Records shown ::
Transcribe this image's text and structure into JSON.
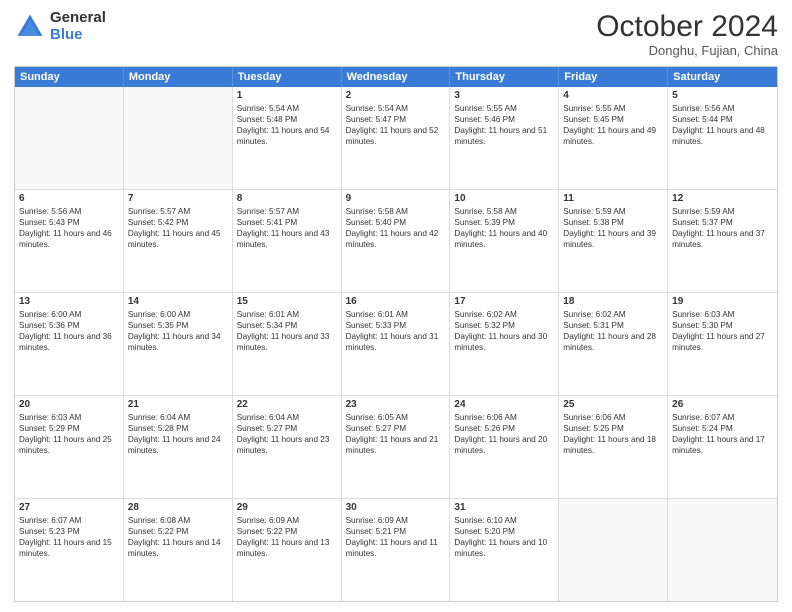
{
  "logo": {
    "general": "General",
    "blue": "Blue"
  },
  "header": {
    "month": "October 2024",
    "location": "Donghu, Fujian, China"
  },
  "weekdays": [
    "Sunday",
    "Monday",
    "Tuesday",
    "Wednesday",
    "Thursday",
    "Friday",
    "Saturday"
  ],
  "rows": [
    [
      {
        "day": "",
        "sunrise": "",
        "sunset": "",
        "daylight": ""
      },
      {
        "day": "",
        "sunrise": "",
        "sunset": "",
        "daylight": ""
      },
      {
        "day": "1",
        "sunrise": "Sunrise: 5:54 AM",
        "sunset": "Sunset: 5:48 PM",
        "daylight": "Daylight: 11 hours and 54 minutes."
      },
      {
        "day": "2",
        "sunrise": "Sunrise: 5:54 AM",
        "sunset": "Sunset: 5:47 PM",
        "daylight": "Daylight: 11 hours and 52 minutes."
      },
      {
        "day": "3",
        "sunrise": "Sunrise: 5:55 AM",
        "sunset": "Sunset: 5:46 PM",
        "daylight": "Daylight: 11 hours and 51 minutes."
      },
      {
        "day": "4",
        "sunrise": "Sunrise: 5:55 AM",
        "sunset": "Sunset: 5:45 PM",
        "daylight": "Daylight: 11 hours and 49 minutes."
      },
      {
        "day": "5",
        "sunrise": "Sunrise: 5:56 AM",
        "sunset": "Sunset: 5:44 PM",
        "daylight": "Daylight: 11 hours and 48 minutes."
      }
    ],
    [
      {
        "day": "6",
        "sunrise": "Sunrise: 5:56 AM",
        "sunset": "Sunset: 5:43 PM",
        "daylight": "Daylight: 11 hours and 46 minutes."
      },
      {
        "day": "7",
        "sunrise": "Sunrise: 5:57 AM",
        "sunset": "Sunset: 5:42 PM",
        "daylight": "Daylight: 11 hours and 45 minutes."
      },
      {
        "day": "8",
        "sunrise": "Sunrise: 5:57 AM",
        "sunset": "Sunset: 5:41 PM",
        "daylight": "Daylight: 11 hours and 43 minutes."
      },
      {
        "day": "9",
        "sunrise": "Sunrise: 5:58 AM",
        "sunset": "Sunset: 5:40 PM",
        "daylight": "Daylight: 11 hours and 42 minutes."
      },
      {
        "day": "10",
        "sunrise": "Sunrise: 5:58 AM",
        "sunset": "Sunset: 5:39 PM",
        "daylight": "Daylight: 11 hours and 40 minutes."
      },
      {
        "day": "11",
        "sunrise": "Sunrise: 5:59 AM",
        "sunset": "Sunset: 5:38 PM",
        "daylight": "Daylight: 11 hours and 39 minutes."
      },
      {
        "day": "12",
        "sunrise": "Sunrise: 5:59 AM",
        "sunset": "Sunset: 5:37 PM",
        "daylight": "Daylight: 11 hours and 37 minutes."
      }
    ],
    [
      {
        "day": "13",
        "sunrise": "Sunrise: 6:00 AM",
        "sunset": "Sunset: 5:36 PM",
        "daylight": "Daylight: 11 hours and 36 minutes."
      },
      {
        "day": "14",
        "sunrise": "Sunrise: 6:00 AM",
        "sunset": "Sunset: 5:35 PM",
        "daylight": "Daylight: 11 hours and 34 minutes."
      },
      {
        "day": "15",
        "sunrise": "Sunrise: 6:01 AM",
        "sunset": "Sunset: 5:34 PM",
        "daylight": "Daylight: 11 hours and 33 minutes."
      },
      {
        "day": "16",
        "sunrise": "Sunrise: 6:01 AM",
        "sunset": "Sunset: 5:33 PM",
        "daylight": "Daylight: 11 hours and 31 minutes."
      },
      {
        "day": "17",
        "sunrise": "Sunrise: 6:02 AM",
        "sunset": "Sunset: 5:32 PM",
        "daylight": "Daylight: 11 hours and 30 minutes."
      },
      {
        "day": "18",
        "sunrise": "Sunrise: 6:02 AM",
        "sunset": "Sunset: 5:31 PM",
        "daylight": "Daylight: 11 hours and 28 minutes."
      },
      {
        "day": "19",
        "sunrise": "Sunrise: 6:03 AM",
        "sunset": "Sunset: 5:30 PM",
        "daylight": "Daylight: 11 hours and 27 minutes."
      }
    ],
    [
      {
        "day": "20",
        "sunrise": "Sunrise: 6:03 AM",
        "sunset": "Sunset: 5:29 PM",
        "daylight": "Daylight: 11 hours and 25 minutes."
      },
      {
        "day": "21",
        "sunrise": "Sunrise: 6:04 AM",
        "sunset": "Sunset: 5:28 PM",
        "daylight": "Daylight: 11 hours and 24 minutes."
      },
      {
        "day": "22",
        "sunrise": "Sunrise: 6:04 AM",
        "sunset": "Sunset: 5:27 PM",
        "daylight": "Daylight: 11 hours and 23 minutes."
      },
      {
        "day": "23",
        "sunrise": "Sunrise: 6:05 AM",
        "sunset": "Sunset: 5:27 PM",
        "daylight": "Daylight: 11 hours and 21 minutes."
      },
      {
        "day": "24",
        "sunrise": "Sunrise: 6:06 AM",
        "sunset": "Sunset: 5:26 PM",
        "daylight": "Daylight: 11 hours and 20 minutes."
      },
      {
        "day": "25",
        "sunrise": "Sunrise: 6:06 AM",
        "sunset": "Sunset: 5:25 PM",
        "daylight": "Daylight: 11 hours and 18 minutes."
      },
      {
        "day": "26",
        "sunrise": "Sunrise: 6:07 AM",
        "sunset": "Sunset: 5:24 PM",
        "daylight": "Daylight: 11 hours and 17 minutes."
      }
    ],
    [
      {
        "day": "27",
        "sunrise": "Sunrise: 6:07 AM",
        "sunset": "Sunset: 5:23 PM",
        "daylight": "Daylight: 11 hours and 15 minutes."
      },
      {
        "day": "28",
        "sunrise": "Sunrise: 6:08 AM",
        "sunset": "Sunset: 5:22 PM",
        "daylight": "Daylight: 11 hours and 14 minutes."
      },
      {
        "day": "29",
        "sunrise": "Sunrise: 6:09 AM",
        "sunset": "Sunset: 5:22 PM",
        "daylight": "Daylight: 11 hours and 13 minutes."
      },
      {
        "day": "30",
        "sunrise": "Sunrise: 6:09 AM",
        "sunset": "Sunset: 5:21 PM",
        "daylight": "Daylight: 11 hours and 11 minutes."
      },
      {
        "day": "31",
        "sunrise": "Sunrise: 6:10 AM",
        "sunset": "Sunset: 5:20 PM",
        "daylight": "Daylight: 11 hours and 10 minutes."
      },
      {
        "day": "",
        "sunrise": "",
        "sunset": "",
        "daylight": ""
      },
      {
        "day": "",
        "sunrise": "",
        "sunset": "",
        "daylight": ""
      }
    ]
  ]
}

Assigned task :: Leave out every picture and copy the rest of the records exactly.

Response to this exercise ::
Transcribe this image's text and structure into JSON.
{
  "logo": {
    "general": "General",
    "blue": "Blue"
  },
  "header": {
    "month": "October 2024",
    "location": "Donghu, Fujian, China"
  },
  "weekdays": [
    "Sunday",
    "Monday",
    "Tuesday",
    "Wednesday",
    "Thursday",
    "Friday",
    "Saturday"
  ],
  "rows": [
    [
      {
        "day": "",
        "sunrise": "",
        "sunset": "",
        "daylight": ""
      },
      {
        "day": "",
        "sunrise": "",
        "sunset": "",
        "daylight": ""
      },
      {
        "day": "1",
        "sunrise": "Sunrise: 5:54 AM",
        "sunset": "Sunset: 5:48 PM",
        "daylight": "Daylight: 11 hours and 54 minutes."
      },
      {
        "day": "2",
        "sunrise": "Sunrise: 5:54 AM",
        "sunset": "Sunset: 5:47 PM",
        "daylight": "Daylight: 11 hours and 52 minutes."
      },
      {
        "day": "3",
        "sunrise": "Sunrise: 5:55 AM",
        "sunset": "Sunset: 5:46 PM",
        "daylight": "Daylight: 11 hours and 51 minutes."
      },
      {
        "day": "4",
        "sunrise": "Sunrise: 5:55 AM",
        "sunset": "Sunset: 5:45 PM",
        "daylight": "Daylight: 11 hours and 49 minutes."
      },
      {
        "day": "5",
        "sunrise": "Sunrise: 5:56 AM",
        "sunset": "Sunset: 5:44 PM",
        "daylight": "Daylight: 11 hours and 48 minutes."
      }
    ],
    [
      {
        "day": "6",
        "sunrise": "Sunrise: 5:56 AM",
        "sunset": "Sunset: 5:43 PM",
        "daylight": "Daylight: 11 hours and 46 minutes."
      },
      {
        "day": "7",
        "sunrise": "Sunrise: 5:57 AM",
        "sunset": "Sunset: 5:42 PM",
        "daylight": "Daylight: 11 hours and 45 minutes."
      },
      {
        "day": "8",
        "sunrise": "Sunrise: 5:57 AM",
        "sunset": "Sunset: 5:41 PM",
        "daylight": "Daylight: 11 hours and 43 minutes."
      },
      {
        "day": "9",
        "sunrise": "Sunrise: 5:58 AM",
        "sunset": "Sunset: 5:40 PM",
        "daylight": "Daylight: 11 hours and 42 minutes."
      },
      {
        "day": "10",
        "sunrise": "Sunrise: 5:58 AM",
        "sunset": "Sunset: 5:39 PM",
        "daylight": "Daylight: 11 hours and 40 minutes."
      },
      {
        "day": "11",
        "sunrise": "Sunrise: 5:59 AM",
        "sunset": "Sunset: 5:38 PM",
        "daylight": "Daylight: 11 hours and 39 minutes."
      },
      {
        "day": "12",
        "sunrise": "Sunrise: 5:59 AM",
        "sunset": "Sunset: 5:37 PM",
        "daylight": "Daylight: 11 hours and 37 minutes."
      }
    ],
    [
      {
        "day": "13",
        "sunrise": "Sunrise: 6:00 AM",
        "sunset": "Sunset: 5:36 PM",
        "daylight": "Daylight: 11 hours and 36 minutes."
      },
      {
        "day": "14",
        "sunrise": "Sunrise: 6:00 AM",
        "sunset": "Sunset: 5:35 PM",
        "daylight": "Daylight: 11 hours and 34 minutes."
      },
      {
        "day": "15",
        "sunrise": "Sunrise: 6:01 AM",
        "sunset": "Sunset: 5:34 PM",
        "daylight": "Daylight: 11 hours and 33 minutes."
      },
      {
        "day": "16",
        "sunrise": "Sunrise: 6:01 AM",
        "sunset": "Sunset: 5:33 PM",
        "daylight": "Daylight: 11 hours and 31 minutes."
      },
      {
        "day": "17",
        "sunrise": "Sunrise: 6:02 AM",
        "sunset": "Sunset: 5:32 PM",
        "daylight": "Daylight: 11 hours and 30 minutes."
      },
      {
        "day": "18",
        "sunrise": "Sunrise: 6:02 AM",
        "sunset": "Sunset: 5:31 PM",
        "daylight": "Daylight: 11 hours and 28 minutes."
      },
      {
        "day": "19",
        "sunrise": "Sunrise: 6:03 AM",
        "sunset": "Sunset: 5:30 PM",
        "daylight": "Daylight: 11 hours and 27 minutes."
      }
    ],
    [
      {
        "day": "20",
        "sunrise": "Sunrise: 6:03 AM",
        "sunset": "Sunset: 5:29 PM",
        "daylight": "Daylight: 11 hours and 25 minutes."
      },
      {
        "day": "21",
        "sunrise": "Sunrise: 6:04 AM",
        "sunset": "Sunset: 5:28 PM",
        "daylight": "Daylight: 11 hours and 24 minutes."
      },
      {
        "day": "22",
        "sunrise": "Sunrise: 6:04 AM",
        "sunset": "Sunset: 5:27 PM",
        "daylight": "Daylight: 11 hours and 23 minutes."
      },
      {
        "day": "23",
        "sunrise": "Sunrise: 6:05 AM",
        "sunset": "Sunset: 5:27 PM",
        "daylight": "Daylight: 11 hours and 21 minutes."
      },
      {
        "day": "24",
        "sunrise": "Sunrise: 6:06 AM",
        "sunset": "Sunset: 5:26 PM",
        "daylight": "Daylight: 11 hours and 20 minutes."
      },
      {
        "day": "25",
        "sunrise": "Sunrise: 6:06 AM",
        "sunset": "Sunset: 5:25 PM",
        "daylight": "Daylight: 11 hours and 18 minutes."
      },
      {
        "day": "26",
        "sunrise": "Sunrise: 6:07 AM",
        "sunset": "Sunset: 5:24 PM",
        "daylight": "Daylight: 11 hours and 17 minutes."
      }
    ],
    [
      {
        "day": "27",
        "sunrise": "Sunrise: 6:07 AM",
        "sunset": "Sunset: 5:23 PM",
        "daylight": "Daylight: 11 hours and 15 minutes."
      },
      {
        "day": "28",
        "sunrise": "Sunrise: 6:08 AM",
        "sunset": "Sunset: 5:22 PM",
        "daylight": "Daylight: 11 hours and 14 minutes."
      },
      {
        "day": "29",
        "sunrise": "Sunrise: 6:09 AM",
        "sunset": "Sunset: 5:22 PM",
        "daylight": "Daylight: 11 hours and 13 minutes."
      },
      {
        "day": "30",
        "sunrise": "Sunrise: 6:09 AM",
        "sunset": "Sunset: 5:21 PM",
        "daylight": "Daylight: 11 hours and 11 minutes."
      },
      {
        "day": "31",
        "sunrise": "Sunrise: 6:10 AM",
        "sunset": "Sunset: 5:20 PM",
        "daylight": "Daylight: 11 hours and 10 minutes."
      },
      {
        "day": "",
        "sunrise": "",
        "sunset": "",
        "daylight": ""
      },
      {
        "day": "",
        "sunrise": "",
        "sunset": "",
        "daylight": ""
      }
    ]
  ]
}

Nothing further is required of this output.